The club was more organised in their second playing season. Henry Lubbock, a keen cricketer, became the new owner of Newberries (and the ground), while Charles Part’s butler, a Mr Birtchnall, became secretary. Practice nights were arranged for Tuesdays and Fridays, and perhaps as a result, the Club did better, winning seven and losing five.
In the Club’s early days, scores of a hundred plus were rare because of the unpredictable wickets. But one of the Club’s characters, F J ‘Dickie’ Forfeitt, scored 66 in an all day match out of 195 to win against a Captain C H Barron’s XI by an innings and nine runs. (Often each side would bat twice in an all day match).

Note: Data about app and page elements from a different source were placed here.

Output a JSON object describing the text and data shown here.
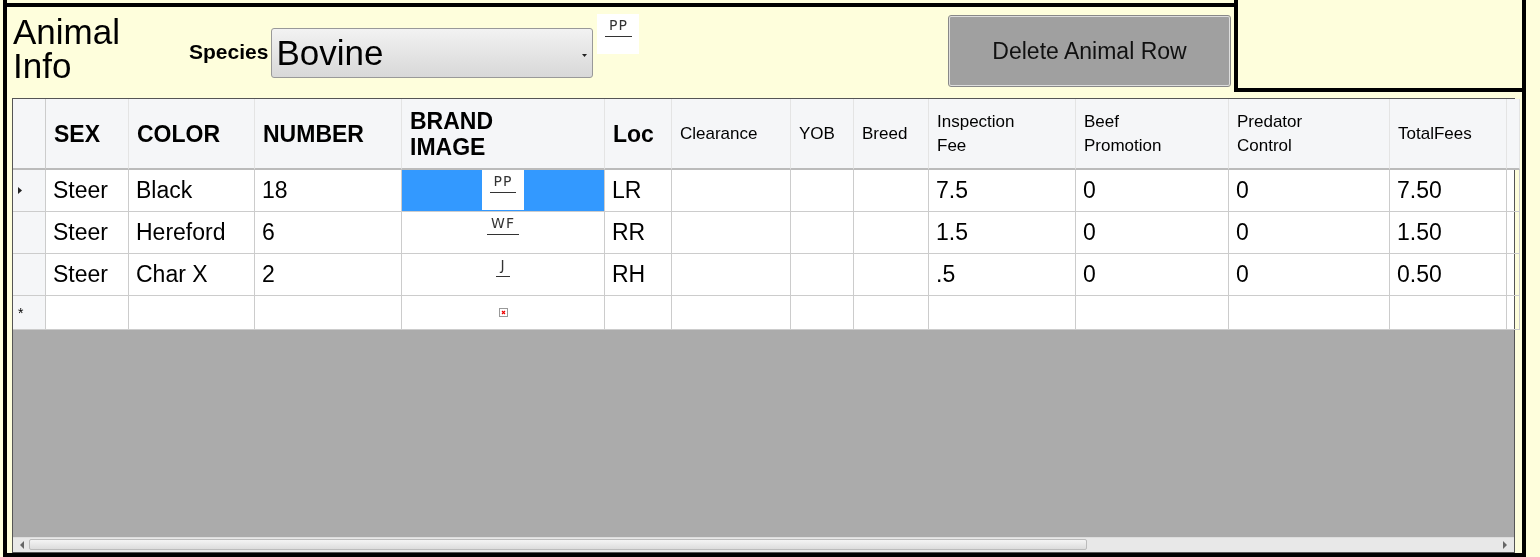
{
  "panel": {
    "title": "Animal Info",
    "species_label": "Species",
    "species": {
      "value": "Bovine"
    },
    "species_brand": "PP",
    "delete_button": "Delete Animal Row"
  },
  "table": {
    "columns": [
      {
        "label": "SEX",
        "kind": "large"
      },
      {
        "label": "COLOR",
        "kind": "large"
      },
      {
        "label": "NUMBER",
        "kind": "large"
      },
      {
        "label": "BRAND IMAGE",
        "kind": "image"
      },
      {
        "label": "Loc",
        "kind": "large"
      },
      {
        "label": "Clearance",
        "kind": "small"
      },
      {
        "label": "YOB",
        "kind": "small"
      },
      {
        "label": "Breed",
        "kind": "small"
      },
      {
        "label": "Inspection Fee",
        "kind": "small"
      },
      {
        "label": "Beef Promotion",
        "kind": "small"
      },
      {
        "label": "Predator Control",
        "kind": "small"
      },
      {
        "label": "TotalFees",
        "kind": "small"
      }
    ],
    "rows": [
      {
        "kind": "data",
        "selected": true,
        "cells": [
          "Steer",
          "Black",
          "18",
          "PP",
          "LR",
          "",
          "",
          "",
          "7.5",
          "0",
          "0",
          "7.50"
        ]
      },
      {
        "kind": "data",
        "selected": false,
        "cells": [
          "Steer",
          "Hereford",
          "6",
          "WF",
          "RR",
          "",
          "",
          "",
          "1.5",
          "0",
          "0",
          "1.50"
        ]
      },
      {
        "kind": "data",
        "selected": false,
        "cells": [
          "Steer",
          "Char X",
          "2",
          "J",
          "RH",
          "",
          "",
          "",
          ".5",
          "0",
          "0",
          "0.50"
        ]
      },
      {
        "kind": "new",
        "selected": false,
        "marker": "*"
      }
    ]
  }
}
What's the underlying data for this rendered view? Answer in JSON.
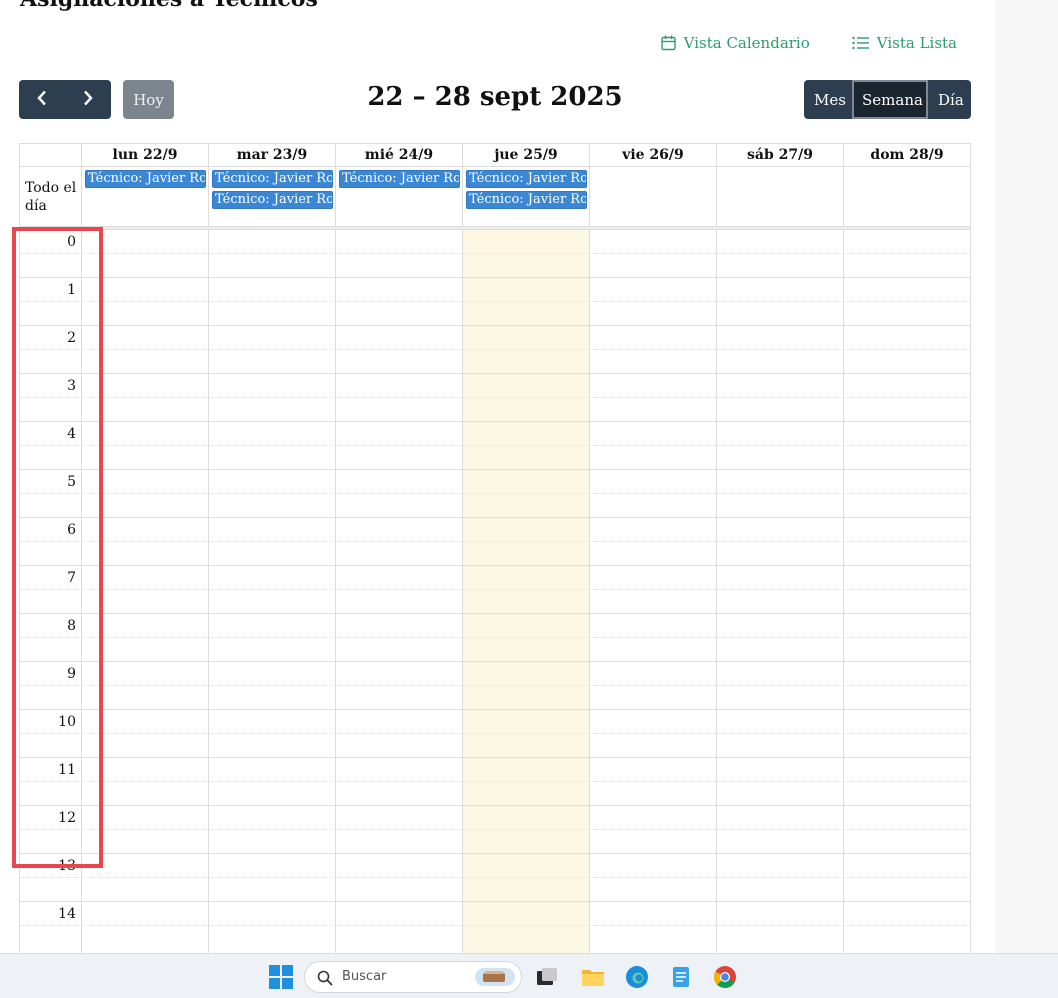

Forfeitt, who taught at Medburn Village School, site of the present Watling Street dog kennels, got all the practice he wanted by encouraging his boys to bowl against him. He did this by placing pennies on top of his stumps.